Penalty is a well-meaning but mostly flaccid first feature film from Director Shubham Singh. Singh uses football as a vehicle to weave a narrative about discrimination in northern India.
In the story, Lukram (Lukram Smil), a footballer from Manipur, travels halfway across the country to attend college in Lucknow and try out for the soccer team. Manipur is near the border with Myanmar (Burma), and as the film progresses, Lukram’s ethnic culture and Asian appearance make him a target of team prejudice and abuse.
The taciturn Lukram is befriended by his bubbly Muslim roommate Ishwar (Manjot Singh) and the open-minded assistant coach Parth (Shashank Arora). In a matter of days, Parth trains Lukram to be a left-footed attacking winger and the best player on the team!
But scenery-chewing Coach Vikram (Kay Kay Menon) excludes Lukram from team selection, because the Manipuri man is an outsider whose photo should never hang on Vikram’s wall of fame. It is then up to Lukram to find his inner gumption.
That’s just the first 75 minutes of the movie. In the rest of the story, Lukram joins a street football team, and eventually they play a friendly against his old team. The street football team is good at keepy-uppy. They and the character Ishwar were the only parts of this 2-hour film that I found entertaining.
Cultural differences and discrimination
Outside of the team, Director Singh and writer Akhilesh Choudhary show the college as being diverse and welcoming. We see Ishwar wind his turban. Lukram experiences non-Manipuri food and learns to write Hindi just so he can compose a love letter to a fellow student. A group of students try to pressure the coach by protesting Lukram’s exclusion from the team. Coach Parth comes to the grim realization that maybe his own selection as a player was not based on merit.
There are some inconsistencies in the story, such as Lukram disappears from the college campus but remains enrolled as a student. Coach Vikram is anti-outsider but his reasoning doesn’t make sense, nor does the final play of the game. Lastly, trying to break a teammate’s leg with a club (rather than with a well-timed tackle) is an idea from Lethal Soccer Mom that should never be repeated.
It seemed to me that the creators just wanted to leverage football’s popularity but knew little about the game. The soccer practices are almost embarrassing to watch. The games aren’t much better, mostly with shots of coaches cheering or grimacing at every goal.
Lukram Smil’s debut performance is quite silent, suffering, and wooden. It’s strange because in a youtube interview, he apparently has a lot of personality. It’s too bad that the creators made him portray an Asian stereotype in the film.
Also note that I was unsure if the “outsider” point of the movie was due to Lukram’s Asian appearance, because it was not blatantly clear on Netflix. However, the trailer has a locker room scene where the abusive players call Lukram “chinky”. I guess that sub-title was edited out of Netflix. BTW, the trailer encapsulates the whole plot. Also note, this is the first Indian film I’ve seen where so much spoken English is dropped into casual conversation. I wondered how common that is.

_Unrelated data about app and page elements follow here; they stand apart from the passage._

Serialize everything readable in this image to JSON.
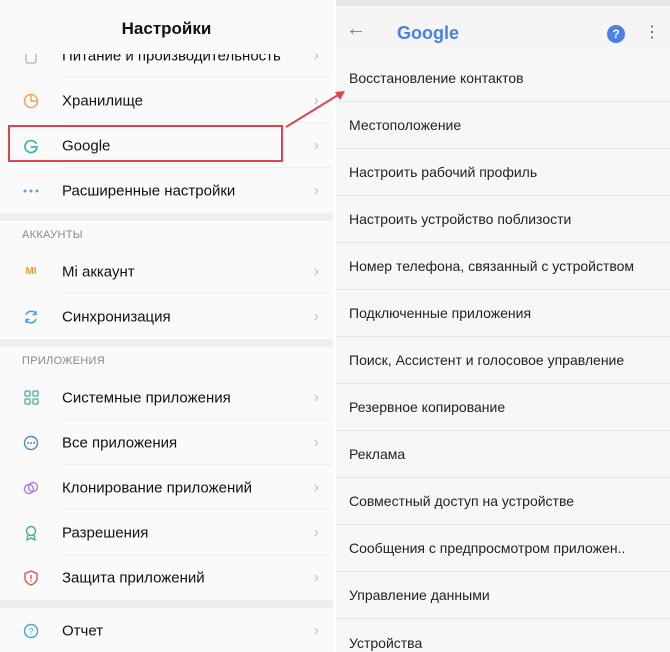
{
  "left": {
    "title": "Настройки",
    "items": [
      {
        "id": "power",
        "label": "Питание и производительность",
        "icon": "battery-icon"
      },
      {
        "id": "storage",
        "label": "Хранилище",
        "icon": "storage-icon"
      },
      {
        "id": "google",
        "label": "Google",
        "icon": "google-icon"
      },
      {
        "id": "advanced",
        "label": "Расширенные настройки",
        "icon": "more-dots-icon"
      }
    ],
    "accounts_header": "АККАУНТЫ",
    "accounts": [
      {
        "id": "mi",
        "label": "Mi аккаунт",
        "icon": "mi-icon"
      },
      {
        "id": "sync",
        "label": "Синхронизация",
        "icon": "sync-icon"
      }
    ],
    "apps_header": "ПРИЛОЖЕНИЯ",
    "apps": [
      {
        "id": "system",
        "label": "Системные приложения",
        "icon": "apps-grid-icon"
      },
      {
        "id": "all",
        "label": "Все приложения",
        "icon": "apps-circle-icon"
      },
      {
        "id": "clone",
        "label": "Клонирование приложений",
        "icon": "clone-icon"
      },
      {
        "id": "perm",
        "label": "Разрешения",
        "icon": "permissions-icon"
      },
      {
        "id": "protect",
        "label": "Защита приложений",
        "icon": "shield-icon"
      }
    ],
    "report": {
      "label": "Отчет",
      "icon": "help-icon"
    }
  },
  "right": {
    "title": "Google",
    "help_glyph": "?",
    "items": [
      "Восстановление контактов",
      "Местоположение",
      "Настроить рабочий профиль",
      "Настроить устройство поблизости",
      "Номер телефона, связанный с устройством",
      "Подключенные приложения",
      "Поиск, Ассистент и голосовое управление",
      "Резервное копирование",
      "Реклама",
      "Совместный доступ на устройстве",
      "Сообщения с предпросмотром приложен..",
      "Управление данными",
      "Устройства"
    ]
  },
  "colors": {
    "accent": "#4a7ee8",
    "highlight": "#e0454f"
  }
}
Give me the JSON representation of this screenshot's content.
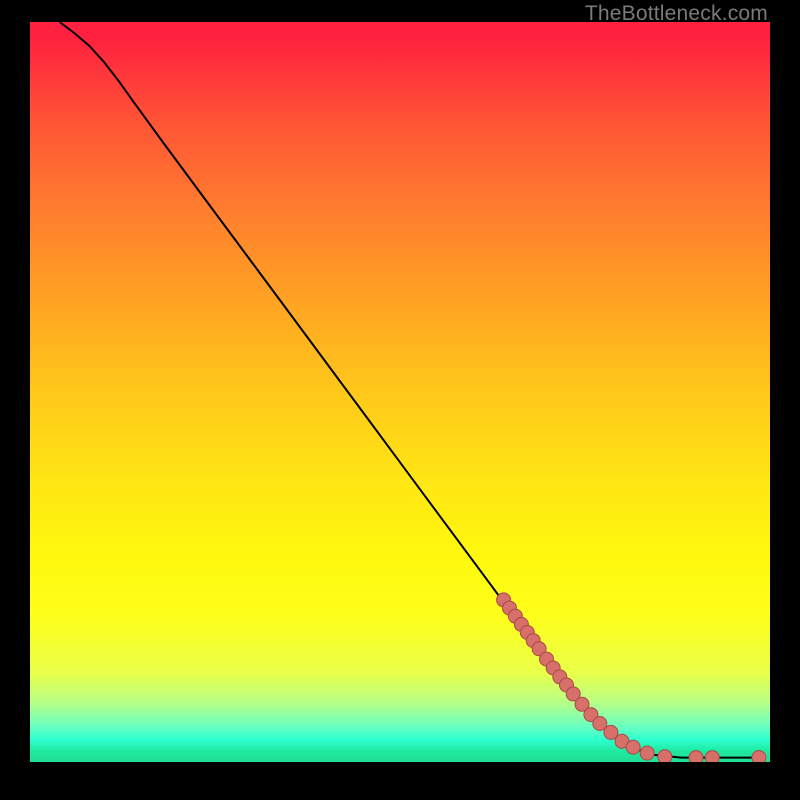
{
  "watermark": "TheBottleneck.com",
  "colors": {
    "marker_fill": "#d76f6b",
    "marker_stroke": "#a94a47",
    "curve": "#000000"
  },
  "chart_data": {
    "type": "line",
    "title": "",
    "xlabel": "",
    "ylabel": "",
    "xlim": [
      0,
      100
    ],
    "ylim": [
      0,
      100
    ],
    "curve": [
      {
        "x": 4.0,
        "y": 100.0
      },
      {
        "x": 6.0,
        "y": 98.5
      },
      {
        "x": 8.0,
        "y": 96.8
      },
      {
        "x": 10.0,
        "y": 94.6
      },
      {
        "x": 12.0,
        "y": 92.0
      },
      {
        "x": 14.0,
        "y": 89.2
      },
      {
        "x": 18.0,
        "y": 83.7
      },
      {
        "x": 24.0,
        "y": 75.6
      },
      {
        "x": 30.0,
        "y": 67.5
      },
      {
        "x": 36.0,
        "y": 59.4
      },
      {
        "x": 42.0,
        "y": 51.3
      },
      {
        "x": 48.0,
        "y": 43.2
      },
      {
        "x": 54.0,
        "y": 35.1
      },
      {
        "x": 60.0,
        "y": 27.0
      },
      {
        "x": 66.0,
        "y": 18.9
      },
      {
        "x": 70.0,
        "y": 13.5
      },
      {
        "x": 74.0,
        "y": 8.5
      },
      {
        "x": 78.0,
        "y": 4.4
      },
      {
        "x": 81.0,
        "y": 2.1
      },
      {
        "x": 84.0,
        "y": 1.0
      },
      {
        "x": 88.0,
        "y": 0.6
      },
      {
        "x": 92.0,
        "y": 0.6
      },
      {
        "x": 96.0,
        "y": 0.6
      },
      {
        "x": 99.0,
        "y": 0.6
      }
    ],
    "markers": [
      {
        "x": 64.0,
        "y": 21.9
      },
      {
        "x": 64.8,
        "y": 20.8
      },
      {
        "x": 65.6,
        "y": 19.7
      },
      {
        "x": 66.4,
        "y": 18.6
      },
      {
        "x": 67.2,
        "y": 17.5
      },
      {
        "x": 68.0,
        "y": 16.4
      },
      {
        "x": 68.8,
        "y": 15.3
      },
      {
        "x": 69.8,
        "y": 13.9
      },
      {
        "x": 70.7,
        "y": 12.7
      },
      {
        "x": 71.6,
        "y": 11.5
      },
      {
        "x": 72.5,
        "y": 10.4
      },
      {
        "x": 73.4,
        "y": 9.2
      },
      {
        "x": 74.6,
        "y": 7.8
      },
      {
        "x": 75.8,
        "y": 6.4
      },
      {
        "x": 77.0,
        "y": 5.2
      },
      {
        "x": 78.5,
        "y": 4.0
      },
      {
        "x": 80.0,
        "y": 2.8
      },
      {
        "x": 81.5,
        "y": 2.0
      },
      {
        "x": 83.4,
        "y": 1.2
      },
      {
        "x": 85.8,
        "y": 0.7
      },
      {
        "x": 90.0,
        "y": 0.6
      },
      {
        "x": 92.2,
        "y": 0.6
      },
      {
        "x": 98.5,
        "y": 0.6
      }
    ]
  }
}
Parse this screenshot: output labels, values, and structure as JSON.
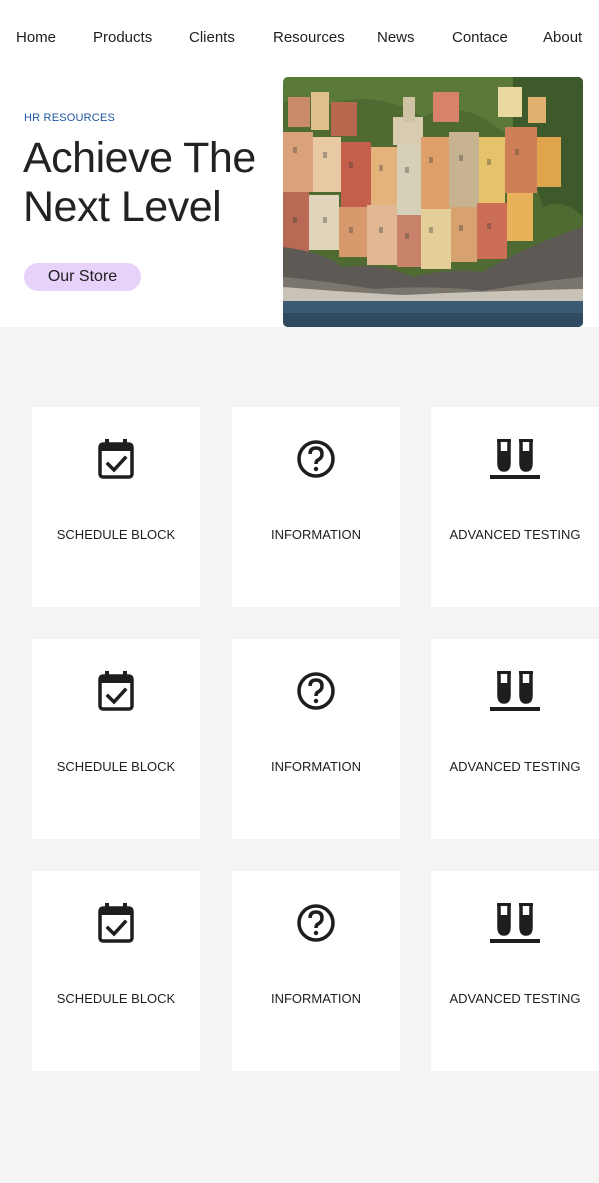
{
  "nav": {
    "items": [
      "Home",
      "Products",
      "Clients",
      "Resources",
      "News",
      "Contace",
      "About"
    ]
  },
  "hero": {
    "eyebrow": "HR RESOURCES",
    "headline_line1": "Achieve The",
    "headline_line2": "Next Level",
    "button_label": "Our Store",
    "image_description_icon": "coastal-village-photo"
  },
  "cards": [
    [
      {
        "label": "SCHEDULE BLOCK",
        "icon": "calendar-check-icon"
      },
      {
        "label": "INFORMATION",
        "icon": "question-circle-icon"
      },
      {
        "label": "ADVANCED TESTING",
        "icon": "test-tubes-icon"
      }
    ],
    [
      {
        "label": "SCHEDULE BLOCK",
        "icon": "calendar-check-icon"
      },
      {
        "label": "INFORMATION",
        "icon": "question-circle-icon"
      },
      {
        "label": "ADVANCED TESTING",
        "icon": "test-tubes-icon"
      }
    ],
    [
      {
        "label": "SCHEDULE BLOCK",
        "icon": "calendar-check-icon"
      },
      {
        "label": "INFORMATION",
        "icon": "question-circle-icon"
      },
      {
        "label": "ADVANCED TESTING",
        "icon": "test-tubes-icon"
      }
    ]
  ],
  "colors": {
    "page_background": "#f4f4f4",
    "card_background": "#ffffff",
    "eyebrow_text": "#1e56a0",
    "button_background": "#e7d2fa",
    "text": "#1e1e1e"
  }
}
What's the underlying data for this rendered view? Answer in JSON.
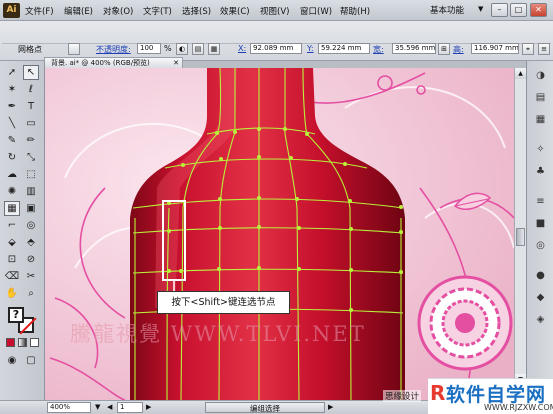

As a football movie, there is actually quite a lot of practice and game footage in Penalty. But that’s no reason to watch this film, and even in a pandemic, there are probably better things worth your time.
5 Soccer Movie Mom Rating = 5